The hour long meeting went along with only one hiccup that may cost the town some money.
Article Two gave voters a choice between the school board’s proposed budget, which asks for $73,473, 218 and the default budget, which asks for $73,068,347, a difference of $404,871. When broken down, the school board’s budget will have an estimated tax impact of $13.57 versus the default budget’s estimated impact of $13.46. The school district budget was unanimously approved by the Budget Committee and was voted three to one by the school board, with Steve Young voting no and Nancy Hendricks being absent from that meeting.
Young defended his vote, saying, “there are items in this budget I feel we could have lived without. And one of them is the district office.”
Young had voiced his concern about the price tag of a new district office, which is included in default budget as well and has an estimated cost of $165,000 a year, according to Young.
“If the default budget passes and the school board budget does not pass, the district office goes through but the school programs are cut,” said Young.
State Rep. So Baldasaro also expressed his concern with the new district office, asking the board what other options were considered.
He inquired if the board had thought about just getting the HVAC system replaced in the current building instead of leasing a new set of offices.
“Have you worked with the town,” he asked.
Business Administrator Peter Curro answered that “we went through nine iterations,” and the best long term option was to have a new district office.
The school board’s budget is over $400,000 more than the default and Superintendent Scott Laliberte said to those present that the district is “preparing to grow.” The increase, he tried to explain, is to prepare for a future increase in enrollment. Right now the district is “growing in some areas and shrinking in others,” according to Laliberte. He defended the number by saying it’s more of an investment into the future education of Londonderry students. The goal of the board’s proposed budget he said, is to continue to offer the current programs and services to students while fixing “short term problems.”
“The quality of education is something that is recognized beyond our city,” said Laliberte. He quoted polls ranking the town as the eighth best school district in the state, and third best in the Class L division.
“We need to make sure we prepare for that growth before that growth arrives,” said Laliberte.
After the public hearing, a motion was made to move article two to the ballot. After the voters approved the move, Kathy Wagner asked about an amendment to the article. The moderator, Cindi Rice Conley allowed a vote to reconsider the question, which failed. The amendment was for two alternatives to the current plan for the district office. It was written by Bob Slater, a 30-year resident. His plan could have saved an estimated $218 off the total operating budget by installing 5760 square feet of “office pods” behind the high school for five years or by reducing the amount of square footage of the new district offices from 10,175 to 5656.
The voters present ultimately moved the school board’s budget to the ballot.
The other articles were all moved the ballot as well.
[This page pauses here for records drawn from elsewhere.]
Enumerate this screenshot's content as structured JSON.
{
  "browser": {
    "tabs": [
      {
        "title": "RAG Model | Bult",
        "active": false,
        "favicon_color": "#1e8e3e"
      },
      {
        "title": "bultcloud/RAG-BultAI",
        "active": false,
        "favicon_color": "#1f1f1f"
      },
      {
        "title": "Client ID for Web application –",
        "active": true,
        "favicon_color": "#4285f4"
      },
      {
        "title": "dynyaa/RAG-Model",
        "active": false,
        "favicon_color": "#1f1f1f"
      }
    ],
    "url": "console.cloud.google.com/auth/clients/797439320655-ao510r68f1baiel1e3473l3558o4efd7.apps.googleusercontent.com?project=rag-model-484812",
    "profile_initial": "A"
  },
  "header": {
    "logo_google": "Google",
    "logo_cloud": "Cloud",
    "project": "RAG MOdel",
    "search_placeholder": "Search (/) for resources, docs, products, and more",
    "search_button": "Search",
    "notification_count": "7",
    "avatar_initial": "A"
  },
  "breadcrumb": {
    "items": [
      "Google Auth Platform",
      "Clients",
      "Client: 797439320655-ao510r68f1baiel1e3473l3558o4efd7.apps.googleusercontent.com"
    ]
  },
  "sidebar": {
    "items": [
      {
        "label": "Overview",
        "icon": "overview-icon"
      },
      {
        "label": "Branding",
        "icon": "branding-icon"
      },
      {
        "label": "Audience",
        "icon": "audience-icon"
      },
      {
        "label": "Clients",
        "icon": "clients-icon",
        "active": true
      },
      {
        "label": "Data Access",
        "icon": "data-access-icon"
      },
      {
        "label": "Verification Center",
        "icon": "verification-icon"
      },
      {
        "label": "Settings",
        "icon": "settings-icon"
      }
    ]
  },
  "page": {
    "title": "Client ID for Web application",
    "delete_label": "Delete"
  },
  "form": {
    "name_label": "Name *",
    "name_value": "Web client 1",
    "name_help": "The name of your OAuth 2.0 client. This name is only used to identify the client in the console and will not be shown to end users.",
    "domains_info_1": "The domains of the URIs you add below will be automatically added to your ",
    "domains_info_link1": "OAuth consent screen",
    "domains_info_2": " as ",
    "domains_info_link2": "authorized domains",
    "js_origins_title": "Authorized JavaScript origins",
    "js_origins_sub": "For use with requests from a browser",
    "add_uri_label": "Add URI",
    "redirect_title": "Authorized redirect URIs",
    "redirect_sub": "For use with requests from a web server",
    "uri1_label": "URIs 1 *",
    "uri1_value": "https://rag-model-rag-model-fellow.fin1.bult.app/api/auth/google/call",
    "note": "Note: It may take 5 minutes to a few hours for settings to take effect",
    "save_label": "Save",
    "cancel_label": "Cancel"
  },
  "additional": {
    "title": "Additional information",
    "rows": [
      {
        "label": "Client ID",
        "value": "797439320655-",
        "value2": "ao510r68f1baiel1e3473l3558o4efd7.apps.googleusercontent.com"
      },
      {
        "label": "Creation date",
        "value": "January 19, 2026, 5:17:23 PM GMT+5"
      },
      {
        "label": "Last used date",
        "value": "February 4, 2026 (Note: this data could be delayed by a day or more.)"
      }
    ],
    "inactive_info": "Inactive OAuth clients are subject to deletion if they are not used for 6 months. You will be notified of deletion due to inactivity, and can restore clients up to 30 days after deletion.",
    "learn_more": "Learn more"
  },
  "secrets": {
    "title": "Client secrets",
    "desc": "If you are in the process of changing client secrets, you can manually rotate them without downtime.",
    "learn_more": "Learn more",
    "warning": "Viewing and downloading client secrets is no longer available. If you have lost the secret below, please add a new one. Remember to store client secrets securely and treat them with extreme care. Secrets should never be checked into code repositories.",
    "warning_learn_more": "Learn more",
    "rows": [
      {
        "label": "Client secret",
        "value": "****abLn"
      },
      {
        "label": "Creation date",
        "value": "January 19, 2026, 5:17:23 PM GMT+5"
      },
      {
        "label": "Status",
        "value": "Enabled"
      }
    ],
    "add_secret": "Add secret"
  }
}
They include $2,936,000 for the school lunch program, $625,000 for the School Buildings Maintenance Expandable Trust fund, $150,000 for the Equipment Capital Reserve Fund and $300,000 for the lease/purchase of new spectator bleachers for the high school.
Voting on these measures will be on March 13 at the LHS gym from 7 a.m. to 8 p.m.